Jordan Phillips is no stranger to big mule deer. As a farmer from Saskatchewan, he lives and hunts in some of North America’s best mule deer habitat. “I actually shot my first big muley on my first hunt,” Phillips says. “I was 15. My friend took me out and it was a push situation; that buck came running right in front of me and I was able to drop him. It scored 242-4/8, and had 72 inches of non-typical points. I was pretty much addicted to mule deer hunting after that hunt.”
As the 2020 season approached, Phillips was out scouting at every chance. “I caught a glimpse of a monster, but unfortunately that was the only time I saw that particular deer,” he recalls. “On opening day I did plenty of glassing but didn’t see anything over 160”. On the second day I was hiking in and spotted some deep-forked antlers in the brush, and after some glassing I realized that I was looking at a 190-plus typical with a 3- to 4-inch” drop tine. Well the stalk was on, but light rain set in and after spotting a smaller companion with him, I just wasn’t able to sneak any closer than 80 yards.”
Phillips returned for the third day, his hopes set on stalking the buck he’d seen the day before. “After some glassing in that area, I finally spotted some tall tines, but something was different—really different. I finally realized that this buck had stickers all over and immediately my heart was racing.” Phillips made a plan to sneak in from downwind, and he finally wiggled into about 60 yards. “But when I got there I noticed a second deer, and I couldn’t believe it, but it was the big typical from the day before.

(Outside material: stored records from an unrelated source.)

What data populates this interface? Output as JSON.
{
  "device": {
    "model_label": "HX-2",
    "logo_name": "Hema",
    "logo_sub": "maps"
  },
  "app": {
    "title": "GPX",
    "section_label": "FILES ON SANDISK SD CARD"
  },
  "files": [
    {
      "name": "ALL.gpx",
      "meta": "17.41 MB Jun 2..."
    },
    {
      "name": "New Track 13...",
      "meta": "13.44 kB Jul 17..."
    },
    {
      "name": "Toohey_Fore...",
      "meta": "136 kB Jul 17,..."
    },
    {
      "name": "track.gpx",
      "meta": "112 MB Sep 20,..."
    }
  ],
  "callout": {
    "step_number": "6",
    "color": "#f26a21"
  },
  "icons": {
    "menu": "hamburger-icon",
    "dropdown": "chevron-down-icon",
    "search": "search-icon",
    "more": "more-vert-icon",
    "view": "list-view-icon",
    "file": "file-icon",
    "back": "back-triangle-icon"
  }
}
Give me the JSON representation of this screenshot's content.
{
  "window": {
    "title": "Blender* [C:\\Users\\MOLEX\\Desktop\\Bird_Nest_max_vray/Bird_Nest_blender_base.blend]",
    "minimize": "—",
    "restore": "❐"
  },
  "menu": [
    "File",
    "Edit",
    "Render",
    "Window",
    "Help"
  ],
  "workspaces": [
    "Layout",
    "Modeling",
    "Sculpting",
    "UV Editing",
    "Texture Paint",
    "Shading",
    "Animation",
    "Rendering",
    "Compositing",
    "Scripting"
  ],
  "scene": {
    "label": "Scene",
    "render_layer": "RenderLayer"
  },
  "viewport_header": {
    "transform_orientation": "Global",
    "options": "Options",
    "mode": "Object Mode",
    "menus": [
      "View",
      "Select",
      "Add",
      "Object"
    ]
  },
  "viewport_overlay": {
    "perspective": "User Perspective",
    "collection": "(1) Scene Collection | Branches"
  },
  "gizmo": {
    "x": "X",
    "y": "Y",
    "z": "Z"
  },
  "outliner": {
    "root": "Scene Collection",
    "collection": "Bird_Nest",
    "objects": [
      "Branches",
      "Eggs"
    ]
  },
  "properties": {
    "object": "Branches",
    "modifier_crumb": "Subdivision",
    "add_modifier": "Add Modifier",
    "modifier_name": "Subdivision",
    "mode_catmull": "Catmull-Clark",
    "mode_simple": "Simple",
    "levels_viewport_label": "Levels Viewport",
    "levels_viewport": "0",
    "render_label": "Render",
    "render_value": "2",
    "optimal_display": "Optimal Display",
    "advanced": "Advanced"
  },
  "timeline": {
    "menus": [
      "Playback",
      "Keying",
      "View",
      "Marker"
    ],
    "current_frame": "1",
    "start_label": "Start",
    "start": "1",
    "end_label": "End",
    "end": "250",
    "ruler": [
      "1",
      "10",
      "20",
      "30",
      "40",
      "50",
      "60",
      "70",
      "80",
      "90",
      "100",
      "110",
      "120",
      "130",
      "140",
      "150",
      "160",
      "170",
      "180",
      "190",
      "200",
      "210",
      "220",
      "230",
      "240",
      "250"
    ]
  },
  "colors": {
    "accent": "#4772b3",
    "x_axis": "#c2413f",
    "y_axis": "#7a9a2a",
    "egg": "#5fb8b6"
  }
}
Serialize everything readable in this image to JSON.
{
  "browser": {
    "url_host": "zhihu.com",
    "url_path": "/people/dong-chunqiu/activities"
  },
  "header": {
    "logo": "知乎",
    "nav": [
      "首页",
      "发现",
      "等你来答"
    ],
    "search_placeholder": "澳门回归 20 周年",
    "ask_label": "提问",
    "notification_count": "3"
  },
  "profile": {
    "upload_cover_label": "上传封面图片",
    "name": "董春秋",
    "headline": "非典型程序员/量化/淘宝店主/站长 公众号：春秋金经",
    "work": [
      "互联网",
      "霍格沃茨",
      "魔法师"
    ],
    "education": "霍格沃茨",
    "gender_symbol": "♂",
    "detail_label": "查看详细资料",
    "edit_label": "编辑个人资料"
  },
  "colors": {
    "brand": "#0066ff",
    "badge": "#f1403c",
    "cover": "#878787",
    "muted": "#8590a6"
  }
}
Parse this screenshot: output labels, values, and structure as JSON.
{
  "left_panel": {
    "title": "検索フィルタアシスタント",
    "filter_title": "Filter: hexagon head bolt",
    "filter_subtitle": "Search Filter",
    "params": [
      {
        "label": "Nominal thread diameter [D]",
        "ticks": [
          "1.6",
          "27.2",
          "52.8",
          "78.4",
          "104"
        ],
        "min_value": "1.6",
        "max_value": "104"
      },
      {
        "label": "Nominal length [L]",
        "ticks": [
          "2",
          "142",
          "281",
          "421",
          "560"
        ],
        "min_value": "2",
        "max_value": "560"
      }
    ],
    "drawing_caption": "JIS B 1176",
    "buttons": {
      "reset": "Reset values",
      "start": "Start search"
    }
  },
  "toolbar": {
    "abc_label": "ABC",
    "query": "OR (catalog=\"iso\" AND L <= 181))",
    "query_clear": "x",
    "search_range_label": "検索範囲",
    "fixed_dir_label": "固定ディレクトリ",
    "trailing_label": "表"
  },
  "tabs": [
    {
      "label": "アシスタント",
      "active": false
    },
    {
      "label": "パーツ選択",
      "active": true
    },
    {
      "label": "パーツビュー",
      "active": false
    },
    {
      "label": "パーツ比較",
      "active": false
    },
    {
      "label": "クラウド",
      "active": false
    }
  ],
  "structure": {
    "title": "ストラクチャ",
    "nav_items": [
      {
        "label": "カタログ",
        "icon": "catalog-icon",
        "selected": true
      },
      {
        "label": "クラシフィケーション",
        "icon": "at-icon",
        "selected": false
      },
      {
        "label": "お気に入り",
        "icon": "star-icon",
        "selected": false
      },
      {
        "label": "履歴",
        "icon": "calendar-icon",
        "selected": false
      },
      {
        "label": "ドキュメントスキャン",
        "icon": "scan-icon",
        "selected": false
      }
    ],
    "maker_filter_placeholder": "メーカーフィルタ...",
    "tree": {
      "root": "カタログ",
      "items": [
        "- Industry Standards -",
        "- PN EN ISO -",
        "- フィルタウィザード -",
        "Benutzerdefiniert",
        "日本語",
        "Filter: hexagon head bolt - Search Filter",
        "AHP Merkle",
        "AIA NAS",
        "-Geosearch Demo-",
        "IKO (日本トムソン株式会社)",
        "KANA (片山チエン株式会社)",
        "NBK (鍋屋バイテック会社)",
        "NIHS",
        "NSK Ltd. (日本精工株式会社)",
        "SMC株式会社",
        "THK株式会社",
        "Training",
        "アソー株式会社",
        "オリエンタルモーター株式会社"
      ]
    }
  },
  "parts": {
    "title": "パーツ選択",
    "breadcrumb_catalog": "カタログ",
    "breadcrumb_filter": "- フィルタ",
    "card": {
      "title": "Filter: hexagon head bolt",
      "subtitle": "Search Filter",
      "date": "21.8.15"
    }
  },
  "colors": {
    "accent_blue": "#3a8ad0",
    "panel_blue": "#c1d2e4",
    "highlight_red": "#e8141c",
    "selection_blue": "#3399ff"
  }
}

I got a couple yards closer, and the waiting game began.”
As many spot-and-stalk muley hunters learn, the “waiting game” can last for a long time. “After three hours of watching one or both of them stand, feed, then bed back down, without ever giving me a shot, they finally both stood up and walked straight away from me over a hill. My heart sank. I thought they would pull a Houdini over that hill and disappear like they often do.”
But Phillips decided to see if he could relocate the bucks. “Thankfully I found them, only a couple hundred yards away. This time I was able to sneak within 30 yards. But they were bedded, and the waiting game began again.” Three more hours went by, and once again Phillips watched as the deer took turns getting up to feed, but still presenting no shot. “They would lie back down each time and even fall asleep,” he says. Finally the nontypical got up and fed within 24 yards for about a minute—and finally presented Phillips with a good shot. “It’s one I’ll never forget. I saw the arrow hit and the buck went about 20 yards and laid back down, in the very spot he’d spent the last several hours.”
Phillips’ buck grossed 224 and change as a nontypical and was his first velvet muley. While the inside spread of 21-6/8 inches wasn’t huge for a mule deer, everything else was pretty incredible. There were 24 scoreable points and over 30 inches of nontypical inches on the massive rack, in addition to main beams over 26 inches long. “It was an amazing buck, and a hunt I’ll never forget,” Phillips says.
As part of the TV crew for Non-typical Nation, Phillips enjoys sharing his outdoor adventures with others. “We’re just a group of enthusiastic hunters and outdoorsmen who hunt everything we can, in Alberta, Saskatchewan, and Manitoba,” he says. “I think anyone who is a sucker for big nontypicals, like I am, would like the show.”